__What to work on__.
Repeat all of the records exactly, leaving out the pictures.

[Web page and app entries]
........
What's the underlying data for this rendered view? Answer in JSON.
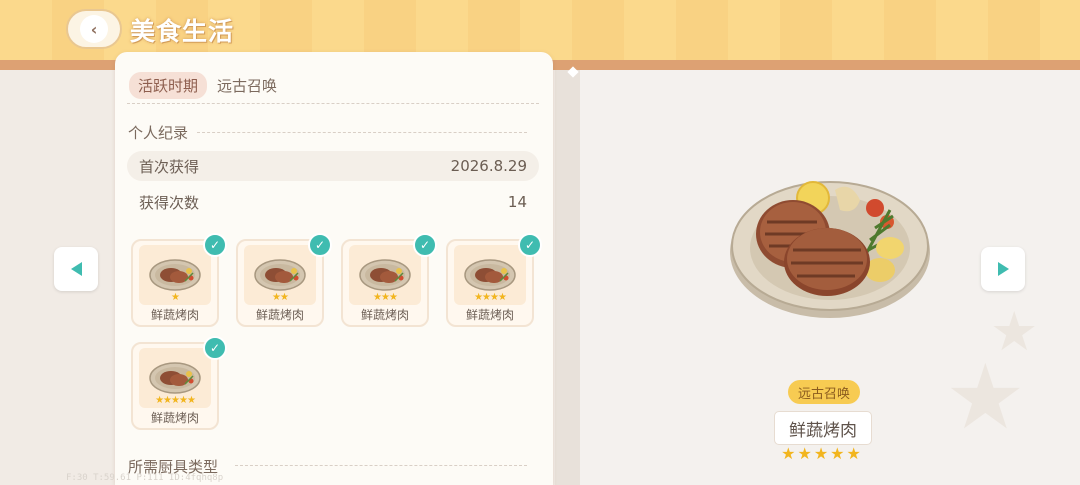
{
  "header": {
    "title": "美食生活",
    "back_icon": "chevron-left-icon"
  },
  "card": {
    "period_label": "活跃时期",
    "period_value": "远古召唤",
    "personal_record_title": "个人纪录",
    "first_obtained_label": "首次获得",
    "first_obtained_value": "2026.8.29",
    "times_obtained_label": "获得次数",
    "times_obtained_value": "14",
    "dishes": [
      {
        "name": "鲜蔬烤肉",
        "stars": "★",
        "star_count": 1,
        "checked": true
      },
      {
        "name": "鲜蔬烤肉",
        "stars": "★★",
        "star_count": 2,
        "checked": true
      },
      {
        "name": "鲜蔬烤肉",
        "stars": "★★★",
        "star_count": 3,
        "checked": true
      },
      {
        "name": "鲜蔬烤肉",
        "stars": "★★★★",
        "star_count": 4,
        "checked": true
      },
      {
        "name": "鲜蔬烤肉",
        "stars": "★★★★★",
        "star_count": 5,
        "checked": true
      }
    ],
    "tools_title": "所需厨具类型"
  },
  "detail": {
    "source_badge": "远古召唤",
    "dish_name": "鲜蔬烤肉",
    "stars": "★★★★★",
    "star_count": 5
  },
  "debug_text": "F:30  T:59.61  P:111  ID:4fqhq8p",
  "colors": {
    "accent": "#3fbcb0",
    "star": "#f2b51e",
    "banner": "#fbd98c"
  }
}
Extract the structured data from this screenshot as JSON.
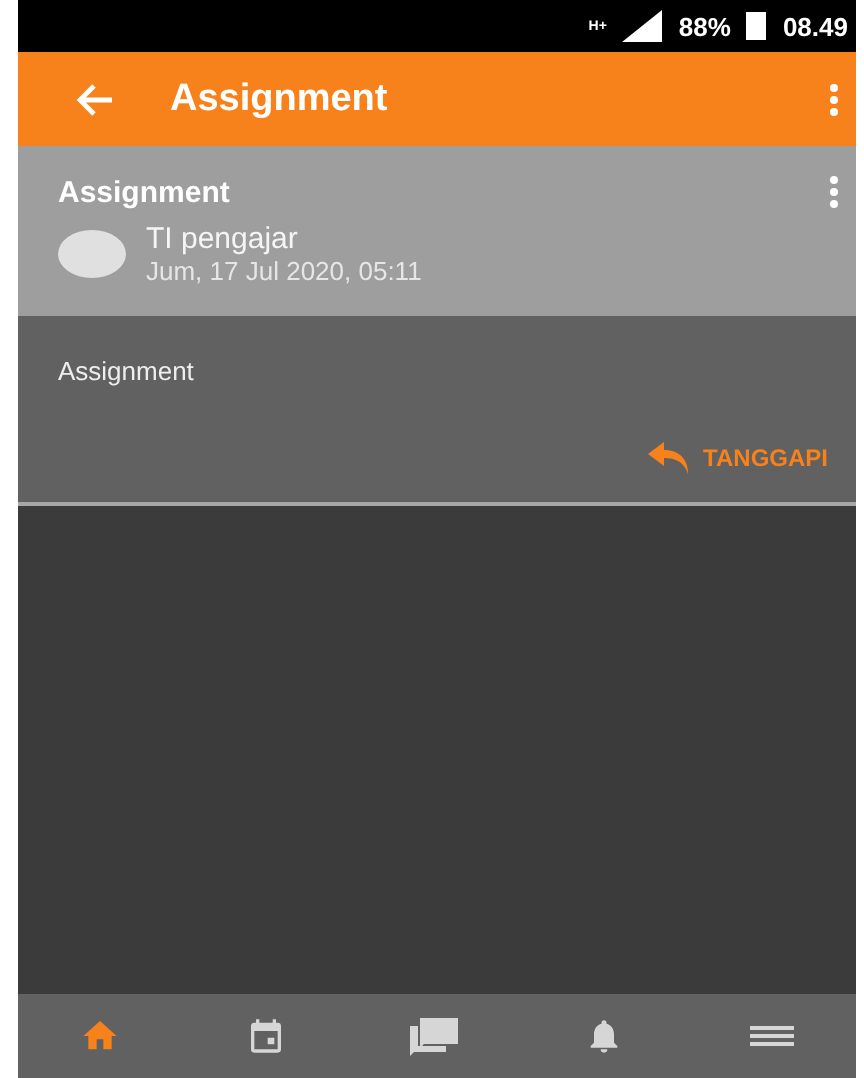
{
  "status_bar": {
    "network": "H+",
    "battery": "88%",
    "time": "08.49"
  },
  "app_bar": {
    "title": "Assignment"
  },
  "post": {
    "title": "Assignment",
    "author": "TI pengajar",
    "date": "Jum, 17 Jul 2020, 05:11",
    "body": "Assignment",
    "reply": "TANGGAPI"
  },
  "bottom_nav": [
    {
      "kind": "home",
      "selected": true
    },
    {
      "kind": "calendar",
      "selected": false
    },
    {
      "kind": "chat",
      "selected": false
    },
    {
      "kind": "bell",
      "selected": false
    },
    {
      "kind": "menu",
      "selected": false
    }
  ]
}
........
__Exercise answer__.
What's the underlying data for this rendered view? Answer in JSON.
{
  "header": {
    "title": "美食生活",
    "back_icon": "chevron-left-icon"
  },
  "card": {
    "period_label": "活跃时期",
    "period_value": "远古召唤",
    "personal_record_title": "个人纪录",
    "first_obtained_label": "首次获得",
    "first_obtained_value": "2026.8.29",
    "times_obtained_label": "获得次数",
    "times_obtained_value": "14",
    "dishes": [
      {
        "name": "鲜蔬烤肉",
        "stars": "★",
        "star_count": 1,
        "checked": true
      },
      {
        "name": "鲜蔬烤肉",
        "stars": "★★",
        "star_count": 2,
        "checked": true
      },
      {
        "name": "鲜蔬烤肉",
        "stars": "★★★",
        "star_count": 3,
        "checked": true
      },
      {
        "name": "鲜蔬烤肉",
        "stars": "★★★★",
        "star_count": 4,
        "checked": true
      },
      {
        "name": "鲜蔬烤肉",
        "stars": "★★★★★",
        "star_count": 5,
        "checked": true
      }
    ],
    "tools_title": "所需厨具类型"
  },
  "detail": {
    "source_badge": "远古召唤",
    "dish_name": "鲜蔬烤肉",
    "stars": "★★★★★",
    "star_count": 5
  },
  "debug_text": "F:30  T:59.61  P:111  ID:4fqhq8p",
  "colors": {
    "accent": "#3fbcb0",
    "star": "#f2b51e",
    "banner": "#fbd98c"
  }
}
Extract the structured data from this screenshot as JSON.
{
  "status_bar": {
    "network": "H+",
    "battery": "88%",
    "time": "08.49"
  },
  "app_bar": {
    "title": "Assignment"
  },
  "post": {
    "title": "Assignment",
    "author": "TI pengajar",
    "date": "Jum, 17 Jul 2020, 05:11",
    "body": "Assignment",
    "reply": "TANGGAPI"
  },
  "bottom_nav": [
    {
      "kind": "home",
      "selected": true
    },
    {
      "kind": "calendar",
      "selected": false
    },
    {
      "kind": "chat",
      "selected": false
    },
    {
      "kind": "bell",
      "selected": false
    },
    {
      "kind": "menu",
      "selected": false
    }
  ]
}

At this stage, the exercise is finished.